NDVI and usually collected through the use of satellite, remote sensing, you might see it in the air airplane flying with specific expensive cameras that can do the job but there is also a different range of crop sensors That can pick up the reflectance from the crop, they are to have their own light source or they utilize the light that is here during the day.
With those sensors we can. Create a map of crop growth and the bulk and the bimass from there we can go on and use that information to make some decisions about How the crop is growing, B why the crop is growing poorly in one area and better in another and then C formalte a plan on what we are going to do with that which is typically is a variable right application rate plan for nutrition.
The Main Focus of Crop Sensors
The main focus with these sensors is looking at targeting nitrogen applications and looking at variable rate nitrogen applications. It’s around the time that you want to be out there, putting in, on the crop. Typically it’ll be around that five leaf through to mid stem elongation period that you’ll get the best indication from them in terms of the variability in the crop.

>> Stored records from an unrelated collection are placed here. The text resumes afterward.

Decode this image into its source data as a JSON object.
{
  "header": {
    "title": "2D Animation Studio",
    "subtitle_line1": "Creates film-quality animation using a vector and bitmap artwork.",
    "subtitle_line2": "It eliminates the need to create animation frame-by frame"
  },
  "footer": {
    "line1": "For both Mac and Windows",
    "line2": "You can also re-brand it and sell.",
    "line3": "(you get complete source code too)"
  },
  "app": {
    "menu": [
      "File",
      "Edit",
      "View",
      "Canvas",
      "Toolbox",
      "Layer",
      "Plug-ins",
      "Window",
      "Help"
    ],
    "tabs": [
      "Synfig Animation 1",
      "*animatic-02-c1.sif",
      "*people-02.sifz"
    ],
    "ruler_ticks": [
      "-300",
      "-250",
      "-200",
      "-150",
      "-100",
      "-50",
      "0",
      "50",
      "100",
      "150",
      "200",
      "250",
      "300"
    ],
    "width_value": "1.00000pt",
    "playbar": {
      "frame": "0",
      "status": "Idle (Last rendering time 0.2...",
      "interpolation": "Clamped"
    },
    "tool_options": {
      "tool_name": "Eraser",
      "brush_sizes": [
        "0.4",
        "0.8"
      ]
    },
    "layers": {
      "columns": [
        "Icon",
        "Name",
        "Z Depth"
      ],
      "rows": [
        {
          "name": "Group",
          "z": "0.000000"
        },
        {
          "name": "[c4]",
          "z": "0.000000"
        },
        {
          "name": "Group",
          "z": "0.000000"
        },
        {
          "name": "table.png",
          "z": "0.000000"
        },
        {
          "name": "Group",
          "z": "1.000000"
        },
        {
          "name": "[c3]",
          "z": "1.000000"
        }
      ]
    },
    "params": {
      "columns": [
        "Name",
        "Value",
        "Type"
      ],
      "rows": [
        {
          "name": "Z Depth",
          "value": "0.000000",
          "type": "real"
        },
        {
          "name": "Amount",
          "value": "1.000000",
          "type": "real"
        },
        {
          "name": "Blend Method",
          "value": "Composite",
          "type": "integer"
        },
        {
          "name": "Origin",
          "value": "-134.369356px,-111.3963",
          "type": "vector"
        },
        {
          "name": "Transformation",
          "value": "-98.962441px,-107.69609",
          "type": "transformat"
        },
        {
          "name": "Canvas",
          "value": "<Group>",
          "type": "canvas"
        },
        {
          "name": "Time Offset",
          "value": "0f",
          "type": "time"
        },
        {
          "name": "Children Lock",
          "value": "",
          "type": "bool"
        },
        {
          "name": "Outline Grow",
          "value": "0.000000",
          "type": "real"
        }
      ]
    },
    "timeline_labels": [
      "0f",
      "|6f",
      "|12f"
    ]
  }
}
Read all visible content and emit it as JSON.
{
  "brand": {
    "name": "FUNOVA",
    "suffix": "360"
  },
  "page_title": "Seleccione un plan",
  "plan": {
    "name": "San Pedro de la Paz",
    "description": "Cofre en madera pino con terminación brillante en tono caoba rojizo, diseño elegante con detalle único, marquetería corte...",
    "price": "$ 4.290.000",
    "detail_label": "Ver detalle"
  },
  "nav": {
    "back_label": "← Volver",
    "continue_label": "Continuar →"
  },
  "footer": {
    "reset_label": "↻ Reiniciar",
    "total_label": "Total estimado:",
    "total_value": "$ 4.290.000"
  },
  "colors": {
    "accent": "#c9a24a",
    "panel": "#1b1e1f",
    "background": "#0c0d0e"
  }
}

If you go very early on in the crops growth, and it’s nitrogen demand has been very low, and so the variability that exists in the crop will be minimal and not caused by nitrogen. You can just have these sensors set up on either your boom spray, or your spreader and be mapping each time you pass over the paddock back to your home office and interrogate the maps, see what they have are showing you, then you can tweak those and send them back out to a variable rate controller and do your variable rate application then.
If you’re comfortable with the sensors picking up variability that is associated with nitrogen availability you can set the senses up to control all of your spreader or your boom spray with UAN on the go in real time. As it senses it controls an algorhythm which gives you an N rate and then that controls the actual output on the go.
Usually what we are seeing is not so much a reduction in the cost of the input . So a farmer not so much looking Cut rights, but we’re just looking at a redistribution of rates of nutrition. We actually can utilise the NDVI. We can redistribution the nitrogen over those areas and essentially get a better bang for our buck.